Scope of Liability Protection

In a press release dated October 20, 2020, the Government of Ontario explained that it was introducing the Supporting Ontario's Recovery Act, 2020 (Act) to:

… provide liability protection for workers, volunteers and organizations that make an honest effort to follow public health guidelines and laws relating to exposure to COVID-19. At the same time, it will maintain the right of Ontarians to take legal action against those who willfully, or with gross negligence, endanger others.

If Bill 218 is enacted in its current form, the Act would provide that, with some exceptions, a cause of action will not arise against any “person,” as a direct or indirect result of an individual being infected with or exposed to COVID-19 on or after March 17, 2020, if, at the relevant time:

  • The person acted or made a “good faith effort” to act in accordance with applicable public health guidance and any federal, provincial or municipal law relating to COVID-19; and
  • The act or omission of the person does not constitute gross negligence.

Notably, the Act has retrospective effect.  It  bars proceedings directly or indirectly relating to such matters (regardless of whether the cause of action on which the proceeding is purportedly based arose before, on, or after the day the Act comes into force), and deems any proceeding that may exist when the Act comes into force dismissed without costs.  

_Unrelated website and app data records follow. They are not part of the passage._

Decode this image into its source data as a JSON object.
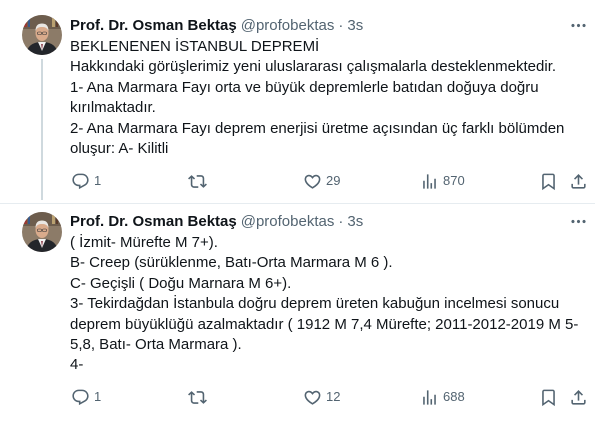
{
  "colors": {
    "background": "#ffffff",
    "text": "#0f1419",
    "secondary": "#536471",
    "divider": "#e6ecf0",
    "thread_line": "#cfd9de"
  },
  "icons": {
    "more": "more-icon",
    "reply": "reply-icon",
    "retweet": "retweet-icon",
    "like": "like-icon",
    "views": "views-icon",
    "bookmark": "bookmark-icon",
    "share": "share-icon"
  },
  "tweets": [
    {
      "author": {
        "name": "Prof. Dr. Osman Bektaş",
        "handle": "@profobektas",
        "separator": "·",
        "time": "3s"
      },
      "lines": [
        "BEKLENENEN İSTANBUL DEPREMİ",
        "Hakkındaki görüşlerimiz yeni uluslararası çalışmalarla desteklenmektedir.",
        "1- Ana Marmara Fayı orta ve büyük depremlerle batıdan doğuya doğru",
        "kırılmaktadır.",
        "2- Ana Marmara Fayı deprem enerjisi üretme açısından üç farklı bölümden",
        "oluşur: A- Kilitli"
      ],
      "stats": {
        "replies": "1",
        "likes": "29",
        "views": "870"
      }
    },
    {
      "author": {
        "name": "Prof. Dr. Osman Bektaş",
        "handle": "@profobektas",
        "separator": "·",
        "time": "3s"
      },
      "lines": [
        "( İzmit- Mürefte M 7+).",
        "B- Creep (sürüklenme, Batı-Orta Marmara M 6 ).",
        "C- Geçişli ( Doğu Marnara M 6+).",
        "3- Tekirdağdan İstanbula doğru deprem üreten kabuğun incelmesi sonucu",
        "deprem büyüklüğü azalmaktadır ( 1912 M 7,4 Mürefte; 2011-2012-2019 M 5-",
        "5,8, Batı- Orta Marmara ).",
        "4-"
      ],
      "stats": {
        "replies": "1",
        "likes": "12",
        "views": "688"
      }
    }
  ]
}
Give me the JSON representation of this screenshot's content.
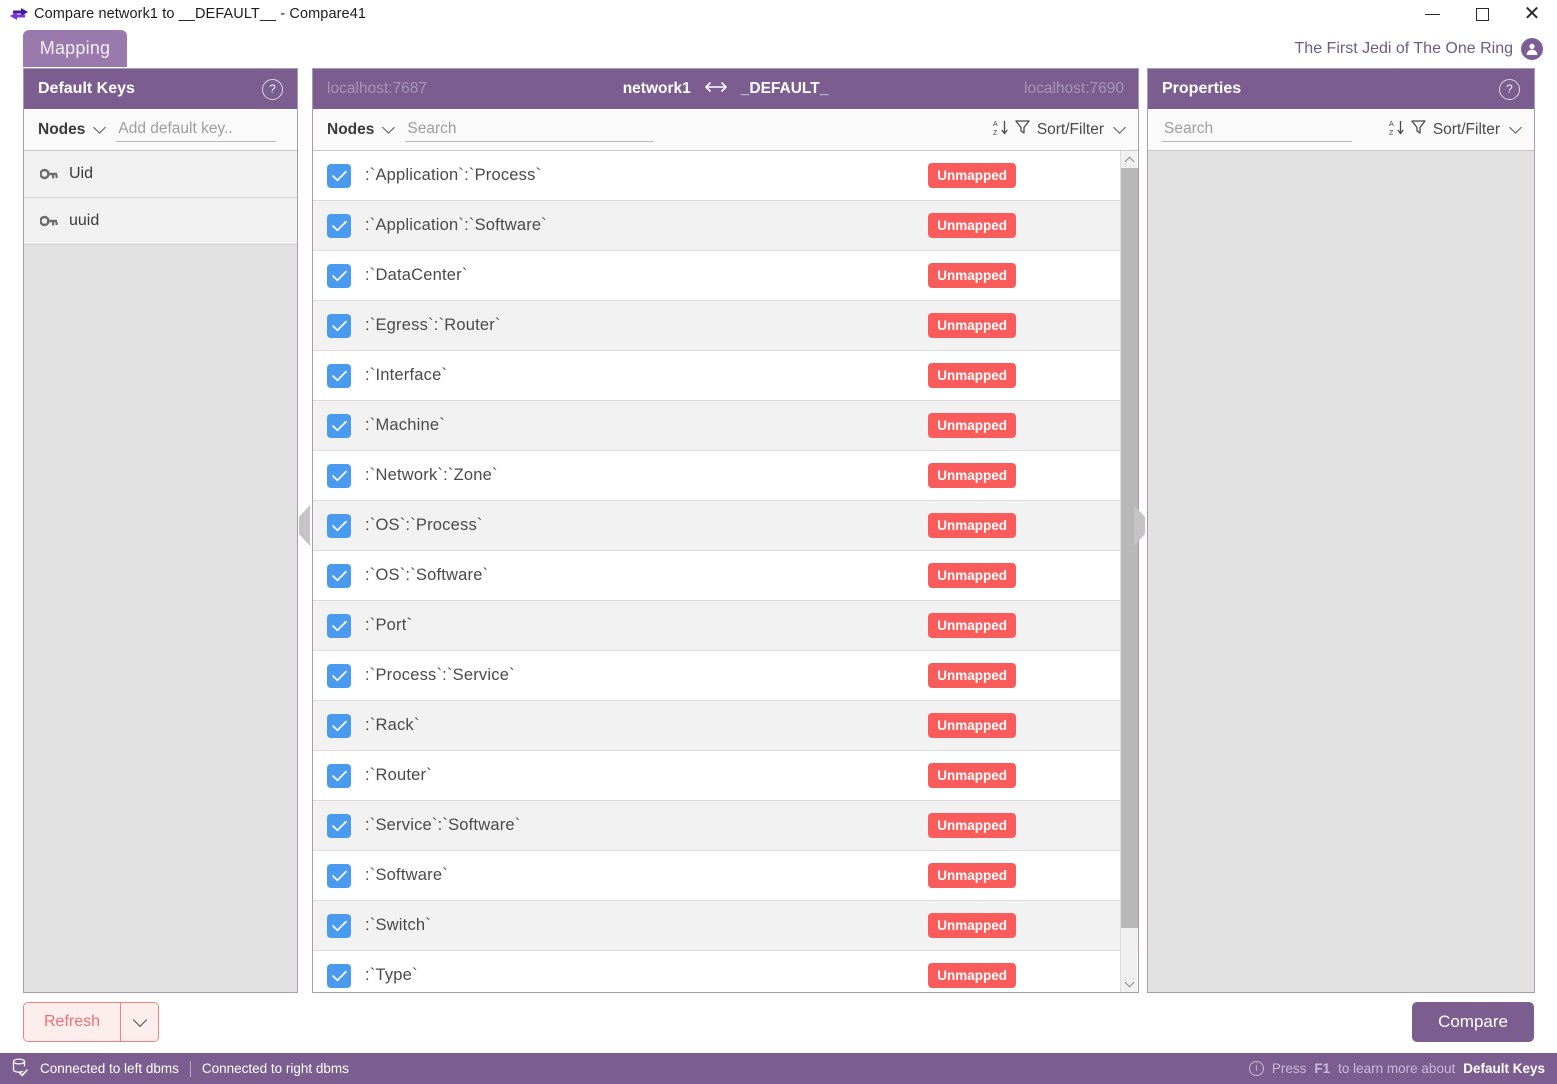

The Act defines a “person” as “any individual, corporation or other entity,” and as including “the Crown in right of Ontario.”  It defines a “good faith effort” as “an honest effort, whether or not that effort is reasonable.”  “Public health guidance” is defined in the Act as “advice, recommendations, directives, guidance or instructions given or made in respect of public health” by a list of persons and entities, including the Chief Medical Officer of Health, a public health official of the Government of Canada, government agencies and ministries, municipalities, and regulatory bodies. 

As the Act does not currently define “gross negligence,” those claiming it may be required to rely on how it has been defined by the courts at common law. 

Exceptions to COVID-19 Liability Protection

The Act includes several exceptions to the COVID-19 liability protection described above.  It permits legal proceedings when the person’s act or omission:

  • Constitutes gross negligence;
  • Occurred while a law required their operation to close, in whole or in part; or
  • Relates to an aspect of their operations that was required to close under the law.

Importantly, the Act in its current form provides for an exception to liability protection in relation to certain civil claims by employees, including claims for worker compensation under the Workplace Safety and Insurance Act, 1997.

Bottom Line for Employers

It is possible that during the legislative process, which includes debate, review, and a potential request for public input, a recommendation will be made to amend Bill 218. The bill could therefore be passed in a form different from its current form.  Alternatively, Bill 218 may be passed in its current form or not at all.  If passed in its current form, and except as provided above, Bill 218 would prevent legal action from being brought against companies that make an honest effort to act in accordance with applicable public health guidance and any federal, provincial or municipal laws relating to COVID-19.  We will follow Bill 218’s progress as it moves through Ontario’s Legislature and report on further updates.   

Information contained in this publication is intended for informational purposes only and does not constitute legal advice or opinion, nor is it a substitute for the professional judgment of an attorney.